Teach your Weim how to stay alone!
That must seem like an odd question to people who do not know or understand the Weimaraner. In our experience, failing to teach your Weimaraner to stay alone is going to lead to nothing good. By nature the Weimaraner is clingy. Many call the Weimaraner the ultimate Velcro dog. Clearly, the Weimaraner is never happier than when they are doing whatever you are doing; they are all about being with you! Having said that, it is important to understand that this adoring (and sometimes perplexing and even frustrating) quality sets a Weimaraner up for failure. The underlying reason for this issue, is the Weimaraner by nature is prone to severe separation anxiety.
Other than being inclined to have separation anxiety issues, the Weimaraner is most often set up for severe separation anxiety by well intentioned family members. Most of the time it is the very caregivers who want to do nothing but the best for their beloved Weim that cause the problem. They begin by taking a two week leave of absence planning to get the puppy settled in and adjusted. Upon their return to work, the Weimaraner begins to act out in any number of ways. Most of these behaviors tend to be destructive by nature. It is important to understand the destruction is not so much about being destructive as about being frustrated and feeling abandoned.
Other Weimlovers tend to feel they will never need to leave their Weimaraner ever. Therefore, they do not employ the use of the crate. Their pups are with them 24 X 7 and things tend to work out until one day some unforeseen issue arises. By then their Weimaraner expects to have them home with them all the time and if not to join them wherever they go. No one can guarantee their Weimaraner will never need to stay alone.
The unforeseen tends to slip in the back door and give us pause.
Regardless of your mindset, it is wise to prepare your Weimaraner to not only accept the crate but to embrace it. They will learn to love their personal space if you view and appreciate them being able to use the crate as a good thing. Then when the unexpected hits you and your Weimaraner are prepared. There are many things, which could pose an issue whereby the crate could prove to be lifesaving or at least a solution. Here are a few of those situations:
- An illness — your own or someone close to you that requires you to be away from home for a period of time.

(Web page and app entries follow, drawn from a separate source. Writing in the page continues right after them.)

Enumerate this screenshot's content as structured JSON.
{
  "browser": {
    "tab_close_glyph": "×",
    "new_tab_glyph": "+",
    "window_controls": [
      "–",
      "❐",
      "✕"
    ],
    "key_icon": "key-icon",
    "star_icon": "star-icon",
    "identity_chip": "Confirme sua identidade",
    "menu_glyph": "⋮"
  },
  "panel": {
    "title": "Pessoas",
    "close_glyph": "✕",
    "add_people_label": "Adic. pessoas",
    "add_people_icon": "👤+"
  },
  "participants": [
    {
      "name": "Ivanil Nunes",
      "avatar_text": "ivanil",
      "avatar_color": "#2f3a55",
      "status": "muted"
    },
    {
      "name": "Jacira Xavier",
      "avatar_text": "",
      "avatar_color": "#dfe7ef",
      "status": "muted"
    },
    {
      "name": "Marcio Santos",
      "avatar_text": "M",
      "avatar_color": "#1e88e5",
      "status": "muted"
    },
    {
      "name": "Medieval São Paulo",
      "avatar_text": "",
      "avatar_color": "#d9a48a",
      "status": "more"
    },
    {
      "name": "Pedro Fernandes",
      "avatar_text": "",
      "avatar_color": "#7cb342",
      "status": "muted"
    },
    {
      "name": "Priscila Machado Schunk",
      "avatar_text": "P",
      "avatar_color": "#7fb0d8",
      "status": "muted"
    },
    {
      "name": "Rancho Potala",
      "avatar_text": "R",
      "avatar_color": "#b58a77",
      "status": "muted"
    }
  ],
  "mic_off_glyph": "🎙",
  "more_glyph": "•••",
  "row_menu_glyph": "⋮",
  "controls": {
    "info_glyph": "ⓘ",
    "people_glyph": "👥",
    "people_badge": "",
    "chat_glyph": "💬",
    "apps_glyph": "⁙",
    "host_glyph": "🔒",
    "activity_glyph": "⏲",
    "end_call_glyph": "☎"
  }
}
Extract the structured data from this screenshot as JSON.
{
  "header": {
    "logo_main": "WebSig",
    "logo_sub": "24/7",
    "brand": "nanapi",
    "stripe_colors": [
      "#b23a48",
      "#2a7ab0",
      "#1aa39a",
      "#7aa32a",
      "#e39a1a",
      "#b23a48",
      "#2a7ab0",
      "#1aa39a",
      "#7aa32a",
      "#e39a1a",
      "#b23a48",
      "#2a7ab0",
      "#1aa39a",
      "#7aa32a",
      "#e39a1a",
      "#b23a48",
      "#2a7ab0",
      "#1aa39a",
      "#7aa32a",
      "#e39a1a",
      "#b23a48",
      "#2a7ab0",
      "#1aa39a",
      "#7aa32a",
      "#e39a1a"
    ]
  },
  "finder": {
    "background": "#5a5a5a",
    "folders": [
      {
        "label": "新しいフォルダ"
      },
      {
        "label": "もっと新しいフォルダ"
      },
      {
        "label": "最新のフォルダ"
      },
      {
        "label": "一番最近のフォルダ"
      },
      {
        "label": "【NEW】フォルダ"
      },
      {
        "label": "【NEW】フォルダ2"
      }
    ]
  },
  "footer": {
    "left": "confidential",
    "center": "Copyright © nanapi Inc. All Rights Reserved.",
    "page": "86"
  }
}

- Guests — Some people are not dog lovers. Some dogs don’t do well with certain guests. We believe better safe than sorry. Often the best policy is to crate the Weimaraner until everyone is in and settled and then incorporate them into the activity under a watchful eye.
- Schedule changes — Often the Weimaraner feels stressed due a change in to their activity level, interaction level, or routine. Employing the crate can make them feel safe and prevent chewing on furniture or Sheetrock in order to alleviate the stress.
- Travel — Using the crate in the vehicle may save upholstery, the wiring harness, or other items. It could also keep your Weim from absconding out the door of the vehicle one day. Then too, if you are staying in a motel or at friends home the crate can be great for all concerned.
- During Events — An event big or small could benefit from the Weimaraner using a crate for awhile. Depending upon your level of control and their compliance it may be necessary to employ a crate during dinner hour, barbecues, while cooking, or when you may be distracted.
The crate is not a cure all for every issue. However, it can help you control and create the right environment for success. The right sized kennel or crate can aid in housebreaking a puppy. No, you cannot shut them up in a kennel or crate all the time and expect to forge a great relationship. Nevertheless, the Weimaraner like most dogs spends a great deal of time laying around. Whether they are laying in a crate or outside the crate they are still lazing around.
Our Email is filled with people who pressed to get crate free to discover they made a huge mistake. Having gained freedom from the crate, owners soon discover that when caught with schedule changes or other stressful situations and behavior issues, they cannot revert to the crate.
The Weimaraner in many instances will refuse the crate and if forced to use it the battle of the wills becomes a standoff. Then it is vitally important that the caregiver wins the battle. Although your method of getting them to comply doesn’t matter so much as getting compliance, being too strong-handed can backfire.
The Weim’s refusal of the crate can take many forms, including soiling, wetting, and chewing. Barking and howling may also be employed by the Weimaraner in an attempt to make known their extreme displeasure. In truth, when a Weim’s feelings are wounded and they often sulk and pull away from you. This relationship distancing maneuver is employed in an attempt to manipulate you into doing things their way. Ultimately, they want to gain the upper paw and run the show.
The Weimaraner likes to think they know what is best not only for them but for you as well. Their endearing and cunning ways often work on those who love and adore them. As you can see this can get a bit like a game of chess. Our best advice is to teach your Weimaraner to accept the crate and keep them crate friendly. Secondly, teach them how to stay alone or to be able to be away from you. Some Weim owners create a home-away-from-home situation whereby they have a second home for the beloved Weimaraner. Others have dog walkers or visiting caregivers who can care for their Weimaraner in their absence. Whatever scenario you come up that works you had better be the one saying checkmate and not your Weim.